Goal of the exercise » Copy each line below that contains "Welcome".

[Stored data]
::::::

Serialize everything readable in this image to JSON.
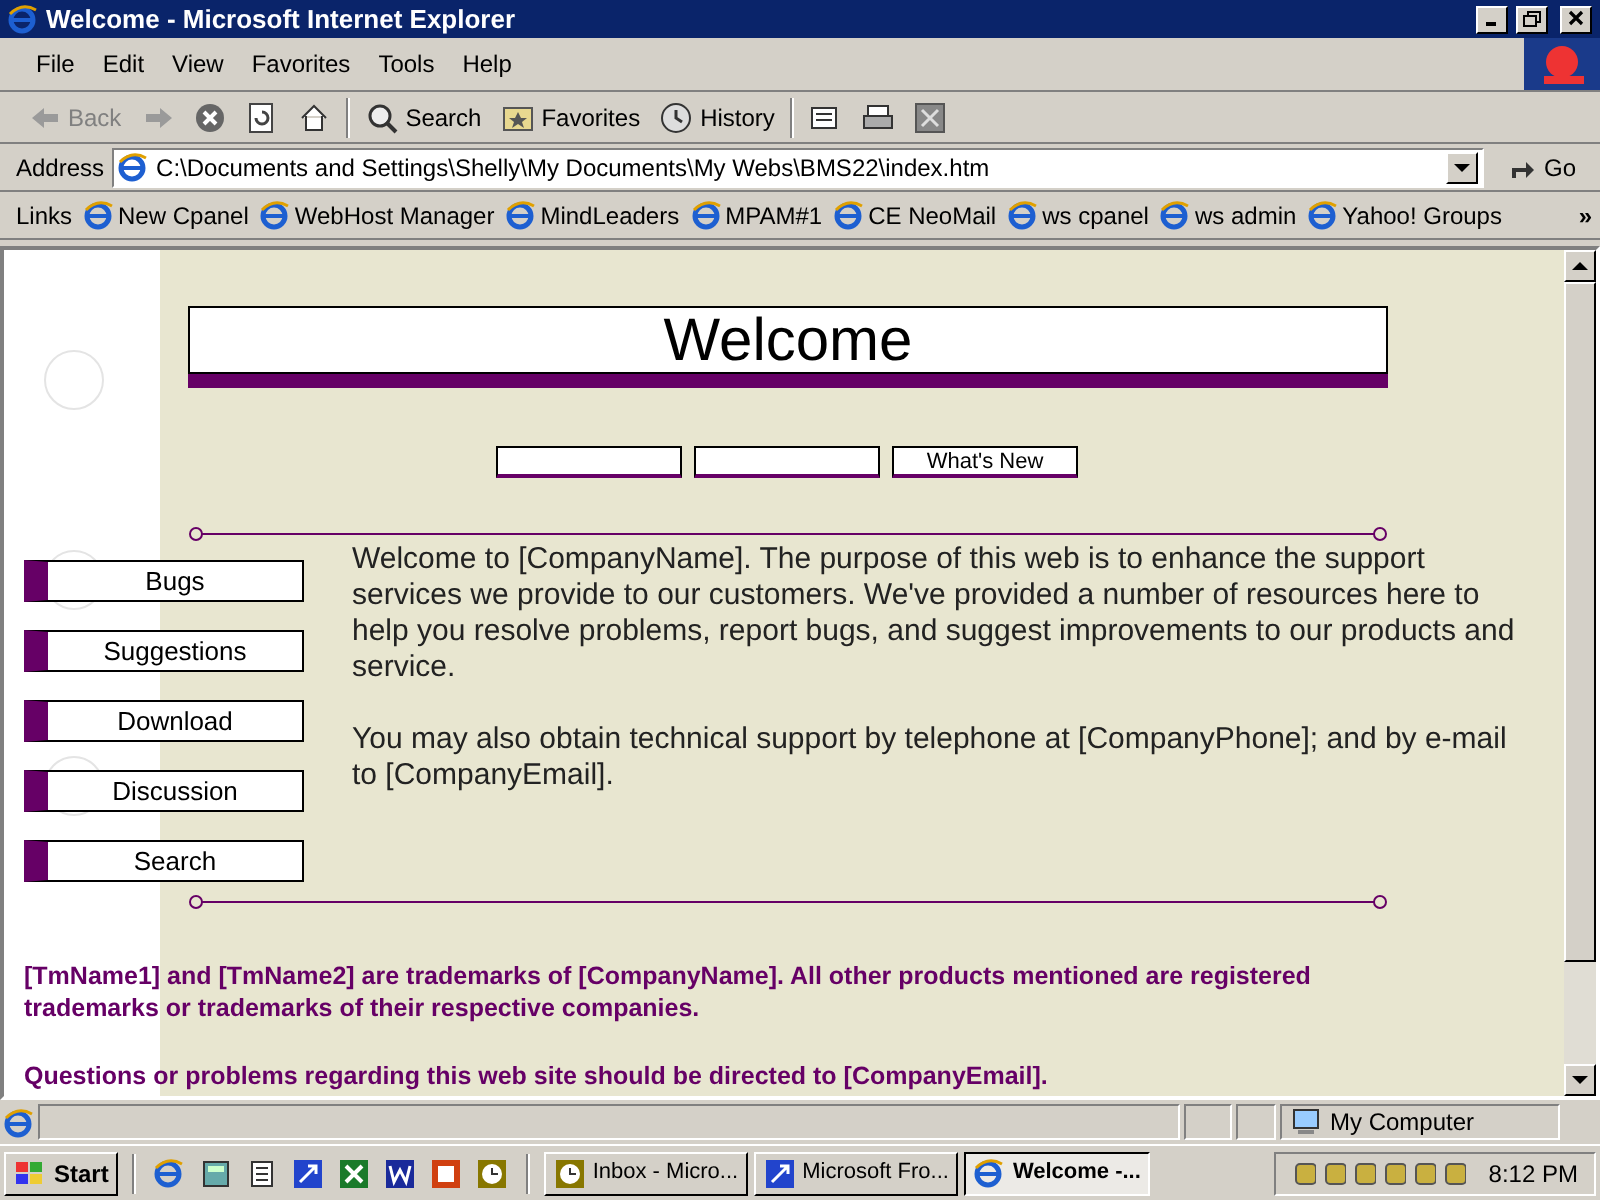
{
  "window": {
    "title": "Welcome - Microsoft Internet Explorer"
  },
  "menu_bar": [
    "File",
    "Edit",
    "View",
    "Favorites",
    "Tools",
    "Help"
  ],
  "toolbar": [
    {
      "kind": "back",
      "label": "Back",
      "disabled": true
    },
    {
      "kind": "forward",
      "disabled": true
    },
    {
      "kind": "stop"
    },
    {
      "kind": "refresh"
    },
    {
      "kind": "home"
    },
    {
      "kind": "search",
      "label": "Search"
    },
    {
      "kind": "favorites",
      "label": "Favorites"
    },
    {
      "kind": "history",
      "label": "History"
    },
    {
      "kind": "mail"
    },
    {
      "kind": "print"
    },
    {
      "kind": "edit"
    }
  ],
  "address_bar": {
    "label": "Address",
    "value": "C:\\Documents and Settings\\Shelly\\My Documents\\My Webs\\BMS22\\index.htm",
    "go": "Go"
  },
  "links_bar": {
    "label": "Links",
    "items": [
      "New Cpanel",
      "WebHost Manager",
      "MindLeaders",
      "MPAM#1",
      "CE NeoMail",
      "ws cpanel",
      "ws admin",
      "Yahoo! Groups"
    ],
    "more": "»"
  },
  "page": {
    "banner_title": "Welcome",
    "top_buttons": [
      {
        "kind": "blank"
      },
      {
        "kind": "blank"
      },
      {
        "kind": "labeled",
        "label": "What's New"
      }
    ],
    "side_nav": [
      "Bugs",
      "Suggestions",
      "Download",
      "Discussion",
      "Search"
    ],
    "body": [
      "Welcome to [CompanyName]. The purpose of this web is to enhance the support services we provide to our customers. We've provided a number of resources here to help you resolve problems, report bugs, and suggest improvements to our products and service.",
      "You may also obtain technical support by telephone at [CompanyPhone]; and by e-mail to [CompanyEmail]."
    ],
    "footer": [
      "[TmName1] and [TmName2] are trademarks of [CompanyName]. All other products mentioned are registered trademarks or trademarks of their respective companies.",
      "Questions or problems regarding this web site should be directed to [CompanyEmail]."
    ]
  },
  "status_bar": {
    "zone": "My Computer"
  },
  "taskbar": {
    "start": "Start",
    "tasks": [
      {
        "label": "Inbox - Micro...",
        "selected": false
      },
      {
        "label": "Microsoft Fro...",
        "selected": false
      },
      {
        "label": "Welcome -...",
        "selected": true
      }
    ],
    "clock": "8:12 PM"
  }
}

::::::

Exercise output »
    "title": "Welcome - Microsoft Internet Explorer"
    "banner_title": "Welcome",
      "Welcome to [CompanyName]. The purpose of this web is to enhance the support services we provide to our customers. We've provided a number of resources here to help you resolve problems, report bugs, and suggest improvements to our products and service.",
        "label": "Welcome -...",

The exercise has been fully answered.